/---
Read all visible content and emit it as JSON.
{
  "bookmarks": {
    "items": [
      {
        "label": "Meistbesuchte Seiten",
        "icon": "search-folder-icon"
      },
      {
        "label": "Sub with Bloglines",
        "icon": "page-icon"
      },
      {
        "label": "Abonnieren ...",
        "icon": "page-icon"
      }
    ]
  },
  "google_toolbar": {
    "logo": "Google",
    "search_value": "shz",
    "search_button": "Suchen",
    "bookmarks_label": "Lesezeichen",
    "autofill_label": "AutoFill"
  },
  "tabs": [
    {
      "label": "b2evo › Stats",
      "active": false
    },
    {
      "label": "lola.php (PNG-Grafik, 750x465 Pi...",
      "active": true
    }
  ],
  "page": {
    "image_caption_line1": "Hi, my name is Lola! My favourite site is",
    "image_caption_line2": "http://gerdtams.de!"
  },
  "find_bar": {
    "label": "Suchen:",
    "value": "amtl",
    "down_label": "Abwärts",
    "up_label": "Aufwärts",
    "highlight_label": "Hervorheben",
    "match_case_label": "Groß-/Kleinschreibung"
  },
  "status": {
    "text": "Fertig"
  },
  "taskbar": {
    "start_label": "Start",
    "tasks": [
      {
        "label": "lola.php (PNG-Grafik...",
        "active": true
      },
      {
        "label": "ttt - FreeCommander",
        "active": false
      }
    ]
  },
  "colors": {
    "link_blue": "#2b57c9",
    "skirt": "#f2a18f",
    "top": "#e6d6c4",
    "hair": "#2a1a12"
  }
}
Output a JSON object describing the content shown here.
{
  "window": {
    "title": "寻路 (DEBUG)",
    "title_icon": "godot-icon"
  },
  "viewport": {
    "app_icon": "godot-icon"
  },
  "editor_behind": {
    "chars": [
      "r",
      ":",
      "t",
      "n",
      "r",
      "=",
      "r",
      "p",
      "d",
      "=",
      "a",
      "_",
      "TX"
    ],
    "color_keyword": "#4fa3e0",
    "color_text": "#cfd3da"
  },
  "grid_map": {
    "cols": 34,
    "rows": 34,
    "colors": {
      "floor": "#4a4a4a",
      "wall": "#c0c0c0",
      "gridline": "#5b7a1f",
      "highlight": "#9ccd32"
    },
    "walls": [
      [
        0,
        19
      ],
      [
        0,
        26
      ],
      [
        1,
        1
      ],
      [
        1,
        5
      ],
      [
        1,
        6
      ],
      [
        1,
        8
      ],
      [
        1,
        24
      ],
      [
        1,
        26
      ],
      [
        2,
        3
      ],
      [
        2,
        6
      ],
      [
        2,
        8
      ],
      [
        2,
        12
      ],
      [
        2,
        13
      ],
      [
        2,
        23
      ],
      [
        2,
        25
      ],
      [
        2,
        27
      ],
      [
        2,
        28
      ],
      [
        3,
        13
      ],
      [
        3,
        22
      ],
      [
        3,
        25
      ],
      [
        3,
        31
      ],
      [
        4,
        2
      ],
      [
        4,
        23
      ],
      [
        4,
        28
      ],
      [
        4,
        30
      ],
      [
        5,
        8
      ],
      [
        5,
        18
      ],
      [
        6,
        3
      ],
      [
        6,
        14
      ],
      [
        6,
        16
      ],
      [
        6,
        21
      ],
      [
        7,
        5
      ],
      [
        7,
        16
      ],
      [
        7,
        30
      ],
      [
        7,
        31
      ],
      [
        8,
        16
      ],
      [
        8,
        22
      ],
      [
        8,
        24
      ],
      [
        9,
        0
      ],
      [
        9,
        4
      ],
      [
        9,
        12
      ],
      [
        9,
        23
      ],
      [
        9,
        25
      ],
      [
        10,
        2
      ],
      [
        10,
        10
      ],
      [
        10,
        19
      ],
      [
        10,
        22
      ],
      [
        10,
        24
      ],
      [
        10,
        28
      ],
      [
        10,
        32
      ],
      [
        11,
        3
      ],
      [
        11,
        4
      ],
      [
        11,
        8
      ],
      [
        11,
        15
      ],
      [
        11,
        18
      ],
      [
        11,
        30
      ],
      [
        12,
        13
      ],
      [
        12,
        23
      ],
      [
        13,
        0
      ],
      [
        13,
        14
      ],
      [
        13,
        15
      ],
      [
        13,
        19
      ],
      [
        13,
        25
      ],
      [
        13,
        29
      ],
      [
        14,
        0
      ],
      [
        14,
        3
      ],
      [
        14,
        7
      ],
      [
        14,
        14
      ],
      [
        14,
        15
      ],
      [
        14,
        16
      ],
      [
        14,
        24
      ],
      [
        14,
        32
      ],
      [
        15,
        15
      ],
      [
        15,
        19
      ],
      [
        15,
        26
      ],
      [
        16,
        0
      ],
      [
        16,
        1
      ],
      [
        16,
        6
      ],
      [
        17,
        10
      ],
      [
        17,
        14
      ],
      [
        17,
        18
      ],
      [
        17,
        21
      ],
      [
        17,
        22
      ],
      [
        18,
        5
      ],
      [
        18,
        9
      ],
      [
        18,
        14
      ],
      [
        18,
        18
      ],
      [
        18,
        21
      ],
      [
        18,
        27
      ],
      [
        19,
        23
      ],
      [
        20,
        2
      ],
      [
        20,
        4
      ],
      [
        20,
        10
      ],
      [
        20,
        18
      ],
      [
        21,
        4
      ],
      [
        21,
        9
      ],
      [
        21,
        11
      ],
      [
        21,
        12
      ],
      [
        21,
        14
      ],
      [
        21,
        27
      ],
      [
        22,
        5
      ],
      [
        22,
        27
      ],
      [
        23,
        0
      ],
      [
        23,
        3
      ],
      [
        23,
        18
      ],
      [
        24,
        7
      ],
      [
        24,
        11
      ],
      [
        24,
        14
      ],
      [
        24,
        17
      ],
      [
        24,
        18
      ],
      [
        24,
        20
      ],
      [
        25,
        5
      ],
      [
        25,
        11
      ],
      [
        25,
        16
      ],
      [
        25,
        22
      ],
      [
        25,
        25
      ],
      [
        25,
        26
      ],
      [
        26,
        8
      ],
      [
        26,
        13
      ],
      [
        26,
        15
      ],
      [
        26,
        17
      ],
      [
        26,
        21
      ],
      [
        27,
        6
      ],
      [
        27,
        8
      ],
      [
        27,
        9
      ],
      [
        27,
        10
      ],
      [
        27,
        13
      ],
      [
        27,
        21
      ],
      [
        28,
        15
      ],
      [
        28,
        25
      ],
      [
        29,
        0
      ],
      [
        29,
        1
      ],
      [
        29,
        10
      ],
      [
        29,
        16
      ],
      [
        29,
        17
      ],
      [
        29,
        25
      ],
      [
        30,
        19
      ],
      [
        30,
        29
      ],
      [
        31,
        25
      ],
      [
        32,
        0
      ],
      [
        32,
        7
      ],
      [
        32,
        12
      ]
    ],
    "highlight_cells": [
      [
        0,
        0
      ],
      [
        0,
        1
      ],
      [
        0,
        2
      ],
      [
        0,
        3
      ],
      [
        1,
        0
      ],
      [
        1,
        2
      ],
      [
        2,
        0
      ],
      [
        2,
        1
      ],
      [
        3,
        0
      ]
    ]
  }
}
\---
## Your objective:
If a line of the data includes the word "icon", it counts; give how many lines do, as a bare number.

## Problem solution:
5